With it’s VA panel, the BenQ looks better at off angle viewing than a TN display would, though not quite as good as an IPS panel can. Moving off-angle you begin to get an image that washes out a bit, but not the color shifts that are common to TN panels. Moving as little as 15-20% off to the side can lead to the loss of color so I would recommend keeping the monitor as close to lined up directly with your eyes as possible. The stand only has tilt adjust, so if you need height or swivel support to keep it in line, you might want to consider a different stand or mount that can use the 100mm VESA mounting holes.
With a VA panel and LED lighting, the BenQ EW2420 seemingly has everything in place to produce a very good image. Using the included profile, we find a Delta E (dE) of over 10 with the highest levels of error coming in the grayscale, where we least want them to occur.
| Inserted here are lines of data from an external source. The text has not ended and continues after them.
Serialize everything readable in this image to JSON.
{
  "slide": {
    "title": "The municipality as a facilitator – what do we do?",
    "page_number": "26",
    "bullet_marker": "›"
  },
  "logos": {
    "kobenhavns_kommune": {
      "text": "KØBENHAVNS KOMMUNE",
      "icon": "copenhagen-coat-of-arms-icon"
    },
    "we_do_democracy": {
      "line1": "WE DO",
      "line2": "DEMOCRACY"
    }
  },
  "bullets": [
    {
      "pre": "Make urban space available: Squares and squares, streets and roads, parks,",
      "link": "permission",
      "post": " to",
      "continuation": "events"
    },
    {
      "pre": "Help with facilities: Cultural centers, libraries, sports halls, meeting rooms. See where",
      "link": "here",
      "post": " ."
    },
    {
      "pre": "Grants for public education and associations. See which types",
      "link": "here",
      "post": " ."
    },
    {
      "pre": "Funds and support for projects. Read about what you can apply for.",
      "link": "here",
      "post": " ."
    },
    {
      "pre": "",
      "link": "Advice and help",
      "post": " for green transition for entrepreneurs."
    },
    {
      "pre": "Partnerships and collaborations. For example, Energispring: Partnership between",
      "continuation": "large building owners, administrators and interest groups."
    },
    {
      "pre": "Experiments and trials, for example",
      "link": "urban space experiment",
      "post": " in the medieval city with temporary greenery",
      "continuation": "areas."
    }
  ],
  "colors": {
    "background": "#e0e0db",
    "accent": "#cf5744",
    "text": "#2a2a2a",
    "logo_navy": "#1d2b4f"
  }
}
Using ColorEyes Display Pro, we set our calibration target for a D65 white point, 2.2 gamma, and 200 nits of light output. We are using an i1Display2 meter for our measurements and making sure to give the display an hour to stabilize in readings. The BenQ EW2420 supports DDC controls so I attempted to calibrate using DDC and to calibrate manually using the RGB gain controls available to the user in Standard mode. The difference between the two methods resulted in a dE difference of 0.04, well within any margin of error, so I used the DDC mode since the results were as good, and the easier method is more likely to be used.
After calibration we see that the dE was moved from over 10 down to just over 2. A closer look at the individual calibration numbers show that the grayscale tracks very well at the points measured, and the colors in the GMB color checker that are producing most of the error are heavily weighted towards blue. Additionally one of the samples in the GMB color checker, a shade of cyan, falls outside of the sRGB gamut so monitors that can’t do the AdobeRGB color space are always going to produce a large error on that sample.
Blue color errors are both preferable to other color errors as our eyes are less sensitive to them than to errors in red or green. This is another reason to pay close attention to the detailed breakdown of the dE number and not just focus on the overall number.
With 100 nits, we see very similar performance, though the dE in the grayscale goes up at the lower end of it. As mentioned before, this could be due in part to darker output levels than the 200 nits result leading to measurement errors.